Dataset rows describing interfaces:
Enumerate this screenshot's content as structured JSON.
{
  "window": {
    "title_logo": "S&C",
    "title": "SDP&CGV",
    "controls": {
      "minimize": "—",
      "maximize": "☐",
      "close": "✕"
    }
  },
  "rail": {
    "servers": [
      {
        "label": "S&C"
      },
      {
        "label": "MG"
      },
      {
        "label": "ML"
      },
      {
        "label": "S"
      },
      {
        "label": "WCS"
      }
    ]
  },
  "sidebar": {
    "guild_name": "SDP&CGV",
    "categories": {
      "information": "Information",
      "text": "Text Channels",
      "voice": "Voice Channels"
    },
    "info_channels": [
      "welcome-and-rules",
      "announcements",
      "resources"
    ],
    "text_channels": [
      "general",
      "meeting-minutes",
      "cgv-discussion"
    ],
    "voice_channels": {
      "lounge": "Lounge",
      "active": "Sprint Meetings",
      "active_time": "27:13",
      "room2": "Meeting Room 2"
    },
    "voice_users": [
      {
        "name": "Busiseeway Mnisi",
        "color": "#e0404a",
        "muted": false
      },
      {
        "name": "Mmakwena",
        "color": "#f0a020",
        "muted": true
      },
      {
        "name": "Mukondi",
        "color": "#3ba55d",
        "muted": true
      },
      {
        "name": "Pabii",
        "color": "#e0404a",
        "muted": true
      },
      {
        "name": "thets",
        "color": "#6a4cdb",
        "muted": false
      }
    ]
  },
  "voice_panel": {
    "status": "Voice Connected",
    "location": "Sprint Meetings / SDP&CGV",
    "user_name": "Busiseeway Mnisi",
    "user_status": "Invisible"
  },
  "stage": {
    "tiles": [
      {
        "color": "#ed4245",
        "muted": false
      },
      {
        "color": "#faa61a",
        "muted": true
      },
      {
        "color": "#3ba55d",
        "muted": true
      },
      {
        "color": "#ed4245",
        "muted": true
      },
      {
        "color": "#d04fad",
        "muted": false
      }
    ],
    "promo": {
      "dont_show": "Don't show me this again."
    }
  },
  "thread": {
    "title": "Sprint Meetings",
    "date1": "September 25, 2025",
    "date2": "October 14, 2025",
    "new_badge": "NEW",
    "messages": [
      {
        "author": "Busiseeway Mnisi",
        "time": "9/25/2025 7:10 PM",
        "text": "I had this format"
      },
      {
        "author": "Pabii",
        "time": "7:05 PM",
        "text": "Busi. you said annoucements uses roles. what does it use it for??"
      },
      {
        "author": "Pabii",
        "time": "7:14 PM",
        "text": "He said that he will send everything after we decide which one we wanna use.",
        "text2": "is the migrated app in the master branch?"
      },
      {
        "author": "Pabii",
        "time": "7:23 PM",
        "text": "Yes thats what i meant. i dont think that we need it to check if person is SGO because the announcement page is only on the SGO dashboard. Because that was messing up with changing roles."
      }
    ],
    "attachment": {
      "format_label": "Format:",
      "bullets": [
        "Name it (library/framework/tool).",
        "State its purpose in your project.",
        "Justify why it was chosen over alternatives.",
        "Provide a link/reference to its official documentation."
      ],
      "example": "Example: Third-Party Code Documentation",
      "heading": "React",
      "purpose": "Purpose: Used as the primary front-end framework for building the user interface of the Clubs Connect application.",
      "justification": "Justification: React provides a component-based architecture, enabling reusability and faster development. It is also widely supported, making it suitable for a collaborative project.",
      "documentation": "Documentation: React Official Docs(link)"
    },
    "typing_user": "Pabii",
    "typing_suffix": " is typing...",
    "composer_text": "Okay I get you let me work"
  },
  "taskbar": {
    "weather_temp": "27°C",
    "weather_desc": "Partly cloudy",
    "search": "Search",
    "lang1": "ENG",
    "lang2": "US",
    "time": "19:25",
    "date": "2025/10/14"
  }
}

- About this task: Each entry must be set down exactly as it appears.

- Task result:
Enumerate this screenshot's content as structured JSON.
{
  "window": {
    "title_logo": "S&C",
    "title": "SDP&CGV",
    "controls": {
      "minimize": "—",
      "maximize": "☐",
      "close": "✕"
    }
  },
  "rail": {
    "servers": [
      {
        "label": "S&C"
      },
      {
        "label": "MG"
      },
      {
        "label": "ML"
      },
      {
        "label": "S"
      },
      {
        "label": "WCS"
      }
    ]
  },
  "sidebar": {
    "guild_name": "SDP&CGV",
    "categories": {
      "information": "Information",
      "text": "Text Channels",
      "voice": "Voice Channels"
    },
    "info_channels": [
      "welcome-and-rules",
      "announcements",
      "resources"
    ],
    "text_channels": [
      "general",
      "meeting-minutes",
      "cgv-discussion"
    ],
    "voice_channels": {
      "lounge": "Lounge",
      "active": "Sprint Meetings",
      "active_time": "27:13",
      "room2": "Meeting Room 2"
    },
    "voice_users": [
      {
        "name": "Busiseeway Mnisi",
        "color": "#e0404a",
        "muted": false
      },
      {
        "name": "Mmakwena",
        "color": "#f0a020",
        "muted": true
      },
      {
        "name": "Mukondi",
        "color": "#3ba55d",
        "muted": true
      },
      {
        "name": "Pabii",
        "color": "#e0404a",
        "muted": true
      },
      {
        "name": "thets",
        "color": "#6a4cdb",
        "muted": false
      }
    ]
  },
  "voice_panel": {
    "status": "Voice Connected",
    "location": "Sprint Meetings / SDP&CGV",
    "user_name": "Busiseeway Mnisi",
    "user_status": "Invisible"
  },
  "stage": {
    "tiles": [
      {
        "color": "#ed4245",
        "muted": false
      },
      {
        "color": "#faa61a",
        "muted": true
      },
      {
        "color": "#3ba55d",
        "muted": true
      },
      {
        "color": "#ed4245",
        "muted": true
      },
      {
        "color": "#d04fad",
        "muted": false
      }
    ],
    "promo": {
      "dont_show": "Don't show me this again."
    }
  },
  "thread": {
    "title": "Sprint Meetings",
    "date1": "September 25, 2025",
    "date2": "October 14, 2025",
    "new_badge": "NEW",
    "messages": [
      {
        "author": "Busiseeway Mnisi",
        "time": "9/25/2025 7:10 PM",
        "text": "I had this format"
      },
      {
        "author": "Pabii",
        "time": "7:05 PM",
        "text": "Busi. you said annoucements uses roles. what does it use it for??"
      },
      {
        "author": "Pabii",
        "time": "7:14 PM",
        "text": "He said that he will send everything after we decide which one we wanna use.",
        "text2": "is the migrated app in the master branch?"
      },
      {
        "author": "Pabii",
        "time": "7:23 PM",
        "text": "Yes thats what i meant. i dont think that we need it to check if person is SGO because the announcement page is only on the SGO dashboard. Because that was messing up with changing roles."
      }
    ],
    "attachment": {
      "format_label": "Format:",
      "bullets": [
        "Name it (library/framework/tool).",
        "State its purpose in your project.",
        "Justify why it was chosen over alternatives.",
        "Provide a link/reference to its official documentation."
      ],
      "example": "Example: Third-Party Code Documentation",
      "heading": "React",
      "purpose": "Purpose: Used as the primary front-end framework for building the user interface of the Clubs Connect application.",
      "justification": "Justification: React provides a component-based architecture, enabling reusability and faster development. It is also widely supported, making it suitable for a collaborative project.",
      "documentation": "Documentation: React Official Docs(link)"
    },
    "typing_user": "Pabii",
    "typing_suffix": " is typing...",
    "composer_text": "Okay I get you let me work"
  },
  "taskbar": {
    "weather_temp": "27°C",
    "weather_desc": "Partly cloudy",
    "search": "Search",
    "lang1": "ENG",
    "lang2": "US",
    "time": "19:25",
    "date": "2025/10/14"
  }
}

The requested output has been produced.